Apparently people are already excited about the upcoming Twilight film. Cineworld are celebrating with a "Twilight Day" when you can watch all of the other films, back to back, finishing with the new film at 00:01 on release day. But for me, Twilight is wrong on so many levels.
I'm not just blindly criticising, I've read the books, and seen most of the films. Now that I have the full story, I just don't like it. It irritates me. It disturbs me. It also disturbs me that Stephanie Meyer advertises it as a lovely, teenage romance book, when a lot of it is vile on levels teenage girls won't see.
Edward is a stalker. If your teenage daughter had a regular teenage boy loitering around the garden and sneaking into her room in the dead of night to watch her sleep, that would raise security/legal issues. If the daughter was under-age and the man was much older, that would raise even more legal issues (and possibly a few pitchforks and flaming torches, depending on where you live).
If he were human, he would be a mentally (and occasionally physically) abusive, controlling partner. He takes away her right to make her own decisions, monopolises her time taking her away from what social circle she has and making her more reliant on him, threatens with displays of his power.
Meyer insists that Bella is a feminist because feminism "is the right to make a choice". Which is all very well. But that choice is essentially between necrophilia and bestiality. Lovely teenage romance book.
Let's get right to the heart of the matter. The cold, dead, unbeating heart. Now the whole issue of the last Twilight book and the latest film is Bella and Edward's child (who's bizarre compounded name escapes me at the moment). Let's go over that again. Child. Vampire . . . creating child. Now, I'm going to assume that you are all old enough to be familiar with the necessities behind creating children. But just incase any kids stumble across this, I'm not going to go into it. But essentially my problems with this stem from the cold, dead, unbeating heart. That, and this quote from Meyer:
"Most human fluids are absent in my vampires. No sweat, no tears, no blood besides that which they ingest–they don’t have their own blood."
Now for those who paid attention in Biology, we are going to be needing some blood to rush to some places here. There are no mentions of vampiric turkey-basters, put it that way. Edward has no blood. So some fans get around that by saying "But vampires are always described as having bodies as hard as marble, granite, rock . . ." so maybe blood isn't necessary. Fair enough. I'll give way on the blood thing. Let's assume for a moment that Edward is a paler, wussier, more constipated-looking version of Thing from the Fantastic Four (sorry geeks). Other fluids are still required. See Meyer quote above.
And another thing . . .If vampires of both sexes all have rock-hard marble bodies . . . Well that just doesn't sound sexy at all to me. Surely the romantic scenes would have been more like this:
"It's clobberin' time!"

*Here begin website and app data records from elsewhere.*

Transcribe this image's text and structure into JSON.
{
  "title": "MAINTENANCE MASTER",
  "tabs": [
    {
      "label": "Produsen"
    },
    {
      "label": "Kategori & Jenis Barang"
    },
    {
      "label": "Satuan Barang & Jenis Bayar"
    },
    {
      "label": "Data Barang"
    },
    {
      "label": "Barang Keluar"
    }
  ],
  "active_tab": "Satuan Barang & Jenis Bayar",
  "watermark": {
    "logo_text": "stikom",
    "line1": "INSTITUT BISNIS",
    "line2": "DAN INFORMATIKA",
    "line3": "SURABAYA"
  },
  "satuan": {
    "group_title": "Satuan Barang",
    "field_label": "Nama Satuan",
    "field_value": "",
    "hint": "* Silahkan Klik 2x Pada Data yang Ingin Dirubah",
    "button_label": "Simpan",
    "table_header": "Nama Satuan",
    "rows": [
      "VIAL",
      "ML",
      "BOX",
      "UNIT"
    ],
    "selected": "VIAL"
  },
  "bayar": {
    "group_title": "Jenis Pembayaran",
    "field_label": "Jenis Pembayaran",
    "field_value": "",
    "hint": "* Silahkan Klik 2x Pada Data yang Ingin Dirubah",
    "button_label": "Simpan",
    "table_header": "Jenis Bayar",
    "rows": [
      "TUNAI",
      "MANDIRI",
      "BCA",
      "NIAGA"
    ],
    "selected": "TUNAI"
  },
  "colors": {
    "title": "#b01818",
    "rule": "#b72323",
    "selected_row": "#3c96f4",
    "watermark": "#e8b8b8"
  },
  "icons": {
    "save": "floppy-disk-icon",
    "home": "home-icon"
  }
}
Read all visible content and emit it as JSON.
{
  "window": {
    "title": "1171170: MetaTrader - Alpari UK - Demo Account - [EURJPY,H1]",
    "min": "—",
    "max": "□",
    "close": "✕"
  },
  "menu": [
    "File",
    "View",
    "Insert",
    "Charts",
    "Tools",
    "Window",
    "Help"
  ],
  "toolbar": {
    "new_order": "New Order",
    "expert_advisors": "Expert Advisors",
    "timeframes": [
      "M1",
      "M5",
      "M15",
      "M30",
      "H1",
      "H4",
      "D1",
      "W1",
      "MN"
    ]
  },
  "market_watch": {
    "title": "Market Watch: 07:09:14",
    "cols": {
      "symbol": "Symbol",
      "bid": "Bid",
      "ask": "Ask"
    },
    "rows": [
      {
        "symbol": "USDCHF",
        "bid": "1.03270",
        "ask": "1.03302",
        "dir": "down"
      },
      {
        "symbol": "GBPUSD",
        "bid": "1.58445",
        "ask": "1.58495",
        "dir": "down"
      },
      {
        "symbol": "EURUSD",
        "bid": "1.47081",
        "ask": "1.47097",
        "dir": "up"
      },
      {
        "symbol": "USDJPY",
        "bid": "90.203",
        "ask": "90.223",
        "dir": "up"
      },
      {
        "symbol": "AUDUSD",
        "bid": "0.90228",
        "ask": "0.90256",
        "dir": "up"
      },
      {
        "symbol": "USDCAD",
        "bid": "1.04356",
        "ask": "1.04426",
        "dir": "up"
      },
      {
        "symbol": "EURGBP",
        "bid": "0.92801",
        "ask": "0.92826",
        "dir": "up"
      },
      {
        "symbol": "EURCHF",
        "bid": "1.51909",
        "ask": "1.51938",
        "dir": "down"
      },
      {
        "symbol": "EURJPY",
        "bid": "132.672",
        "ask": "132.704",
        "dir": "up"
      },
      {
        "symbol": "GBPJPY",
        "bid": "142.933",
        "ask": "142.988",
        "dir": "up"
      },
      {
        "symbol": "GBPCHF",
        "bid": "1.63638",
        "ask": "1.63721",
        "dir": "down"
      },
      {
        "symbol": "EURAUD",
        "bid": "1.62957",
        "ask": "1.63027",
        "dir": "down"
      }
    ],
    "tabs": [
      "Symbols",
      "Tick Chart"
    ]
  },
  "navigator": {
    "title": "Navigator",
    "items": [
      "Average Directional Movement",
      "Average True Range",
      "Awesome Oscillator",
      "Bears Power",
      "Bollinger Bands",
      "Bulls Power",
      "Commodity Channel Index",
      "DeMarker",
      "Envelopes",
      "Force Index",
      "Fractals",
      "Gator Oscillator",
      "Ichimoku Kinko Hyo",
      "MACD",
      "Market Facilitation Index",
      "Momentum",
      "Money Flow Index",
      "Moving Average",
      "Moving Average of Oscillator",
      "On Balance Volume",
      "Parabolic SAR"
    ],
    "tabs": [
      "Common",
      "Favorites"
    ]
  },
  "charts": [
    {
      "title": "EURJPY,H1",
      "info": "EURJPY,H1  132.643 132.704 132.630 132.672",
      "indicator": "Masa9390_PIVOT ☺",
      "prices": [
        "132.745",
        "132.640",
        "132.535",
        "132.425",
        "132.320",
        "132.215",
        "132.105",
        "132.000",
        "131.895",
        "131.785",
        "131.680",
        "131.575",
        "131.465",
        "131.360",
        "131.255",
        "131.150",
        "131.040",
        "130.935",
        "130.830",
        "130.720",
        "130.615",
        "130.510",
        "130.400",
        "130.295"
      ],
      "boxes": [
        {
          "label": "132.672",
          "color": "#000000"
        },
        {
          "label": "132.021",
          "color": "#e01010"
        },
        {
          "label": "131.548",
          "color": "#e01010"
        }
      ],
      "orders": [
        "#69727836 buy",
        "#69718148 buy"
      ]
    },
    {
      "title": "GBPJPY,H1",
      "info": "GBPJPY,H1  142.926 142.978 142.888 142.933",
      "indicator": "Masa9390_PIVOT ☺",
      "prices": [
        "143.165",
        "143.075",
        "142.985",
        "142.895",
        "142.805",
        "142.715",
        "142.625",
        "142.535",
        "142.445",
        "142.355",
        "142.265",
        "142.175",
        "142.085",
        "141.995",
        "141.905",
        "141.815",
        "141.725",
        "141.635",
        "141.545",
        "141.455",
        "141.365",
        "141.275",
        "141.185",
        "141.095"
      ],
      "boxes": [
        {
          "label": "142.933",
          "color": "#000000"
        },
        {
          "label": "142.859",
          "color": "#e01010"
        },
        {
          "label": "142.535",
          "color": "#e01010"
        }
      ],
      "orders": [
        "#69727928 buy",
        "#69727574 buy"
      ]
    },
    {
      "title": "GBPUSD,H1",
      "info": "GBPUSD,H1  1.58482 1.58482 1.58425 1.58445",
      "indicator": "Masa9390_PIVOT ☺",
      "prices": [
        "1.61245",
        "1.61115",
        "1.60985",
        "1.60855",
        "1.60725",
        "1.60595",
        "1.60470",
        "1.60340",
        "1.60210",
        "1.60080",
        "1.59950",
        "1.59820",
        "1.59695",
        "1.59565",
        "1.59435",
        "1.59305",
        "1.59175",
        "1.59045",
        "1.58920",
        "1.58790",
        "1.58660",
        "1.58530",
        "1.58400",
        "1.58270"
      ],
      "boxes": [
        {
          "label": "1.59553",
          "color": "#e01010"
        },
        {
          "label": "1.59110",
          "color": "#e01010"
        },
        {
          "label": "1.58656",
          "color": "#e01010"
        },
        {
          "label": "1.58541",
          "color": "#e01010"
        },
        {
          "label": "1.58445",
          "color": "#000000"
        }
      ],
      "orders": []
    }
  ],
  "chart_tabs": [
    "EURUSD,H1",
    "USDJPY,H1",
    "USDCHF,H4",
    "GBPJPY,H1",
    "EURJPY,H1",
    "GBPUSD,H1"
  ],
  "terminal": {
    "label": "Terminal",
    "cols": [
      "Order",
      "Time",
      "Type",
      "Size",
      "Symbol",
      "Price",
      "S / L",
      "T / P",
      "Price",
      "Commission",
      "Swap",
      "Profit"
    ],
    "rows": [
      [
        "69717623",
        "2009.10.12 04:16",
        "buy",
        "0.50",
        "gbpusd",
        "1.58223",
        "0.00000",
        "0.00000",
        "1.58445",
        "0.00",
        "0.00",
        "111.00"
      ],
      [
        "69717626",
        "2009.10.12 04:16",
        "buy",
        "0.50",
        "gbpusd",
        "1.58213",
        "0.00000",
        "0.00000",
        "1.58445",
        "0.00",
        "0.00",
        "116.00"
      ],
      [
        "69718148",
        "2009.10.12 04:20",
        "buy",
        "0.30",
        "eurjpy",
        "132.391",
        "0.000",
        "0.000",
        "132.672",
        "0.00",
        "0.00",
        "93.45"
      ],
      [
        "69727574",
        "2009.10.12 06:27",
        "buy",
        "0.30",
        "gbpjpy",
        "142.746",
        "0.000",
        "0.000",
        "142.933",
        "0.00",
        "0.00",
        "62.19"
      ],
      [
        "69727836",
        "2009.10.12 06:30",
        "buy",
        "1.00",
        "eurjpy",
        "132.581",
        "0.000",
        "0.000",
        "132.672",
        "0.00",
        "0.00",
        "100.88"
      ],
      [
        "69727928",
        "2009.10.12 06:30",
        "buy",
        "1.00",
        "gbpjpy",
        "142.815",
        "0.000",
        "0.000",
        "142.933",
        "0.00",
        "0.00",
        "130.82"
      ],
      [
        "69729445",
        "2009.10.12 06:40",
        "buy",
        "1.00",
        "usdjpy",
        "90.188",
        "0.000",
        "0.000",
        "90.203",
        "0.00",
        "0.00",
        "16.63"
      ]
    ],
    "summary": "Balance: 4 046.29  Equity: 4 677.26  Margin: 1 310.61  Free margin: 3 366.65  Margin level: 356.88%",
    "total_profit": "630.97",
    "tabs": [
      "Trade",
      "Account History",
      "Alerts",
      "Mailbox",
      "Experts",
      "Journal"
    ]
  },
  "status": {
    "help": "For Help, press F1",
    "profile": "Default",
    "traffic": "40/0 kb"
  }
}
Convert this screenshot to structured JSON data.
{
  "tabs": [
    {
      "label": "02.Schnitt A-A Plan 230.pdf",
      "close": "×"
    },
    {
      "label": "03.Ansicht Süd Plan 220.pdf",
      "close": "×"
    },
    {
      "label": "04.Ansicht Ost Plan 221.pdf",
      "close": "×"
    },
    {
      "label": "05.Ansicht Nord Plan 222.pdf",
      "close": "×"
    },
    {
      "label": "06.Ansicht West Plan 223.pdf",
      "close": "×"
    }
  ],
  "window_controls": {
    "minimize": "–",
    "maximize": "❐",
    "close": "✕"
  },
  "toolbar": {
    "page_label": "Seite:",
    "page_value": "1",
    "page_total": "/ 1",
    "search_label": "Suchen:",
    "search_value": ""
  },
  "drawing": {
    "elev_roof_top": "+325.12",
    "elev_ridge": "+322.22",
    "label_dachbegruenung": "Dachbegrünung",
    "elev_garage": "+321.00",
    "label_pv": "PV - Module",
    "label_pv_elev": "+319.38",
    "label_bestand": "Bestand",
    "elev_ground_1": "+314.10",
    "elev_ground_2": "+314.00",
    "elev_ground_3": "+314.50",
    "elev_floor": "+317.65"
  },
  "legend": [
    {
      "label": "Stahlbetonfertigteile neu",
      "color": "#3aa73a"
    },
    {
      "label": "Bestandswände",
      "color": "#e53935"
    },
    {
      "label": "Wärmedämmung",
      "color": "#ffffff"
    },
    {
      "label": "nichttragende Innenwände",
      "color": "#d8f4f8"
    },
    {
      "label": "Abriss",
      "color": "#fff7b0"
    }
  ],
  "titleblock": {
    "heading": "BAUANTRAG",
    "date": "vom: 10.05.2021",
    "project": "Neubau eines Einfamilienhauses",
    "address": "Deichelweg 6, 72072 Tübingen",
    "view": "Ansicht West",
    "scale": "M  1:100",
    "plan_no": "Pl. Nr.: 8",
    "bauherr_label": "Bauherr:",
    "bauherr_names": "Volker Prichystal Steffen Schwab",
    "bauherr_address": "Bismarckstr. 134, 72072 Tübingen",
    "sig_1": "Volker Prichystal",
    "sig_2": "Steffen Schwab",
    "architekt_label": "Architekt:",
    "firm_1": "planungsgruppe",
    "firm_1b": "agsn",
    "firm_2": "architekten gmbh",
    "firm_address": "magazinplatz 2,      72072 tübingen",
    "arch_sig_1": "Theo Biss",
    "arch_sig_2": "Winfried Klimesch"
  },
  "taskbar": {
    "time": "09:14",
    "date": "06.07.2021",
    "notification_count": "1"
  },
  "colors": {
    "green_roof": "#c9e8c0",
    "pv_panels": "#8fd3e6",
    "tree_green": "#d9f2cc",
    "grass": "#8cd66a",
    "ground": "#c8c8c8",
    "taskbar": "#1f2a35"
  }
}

So [spoiler alert, if you care] there's pestle 'n' mortar time, there's a baby, Bella's a vampire (dear goodness, that miserable face for an eternity, ugh), there's a hot-blooded teenage werewolf boy fixated on a baby girl . . .Wait, what?! Excuse me? So . . . Jacob is madly in love with/fixated on Bella, until she goes all bitey, and then the fixation transfers to her baby when their eyes meet. Love at first sight. Which is covered in the book by the convenient "Oh, he loves her like a brother whilst she's a baby...It's only when she 'comes of age' that he will romantically fall in love with her . . ." So it's OK that he falls in love with a seven-year-old who looks seventeen, because before that he considered her his little sister?
And then my brain exploded.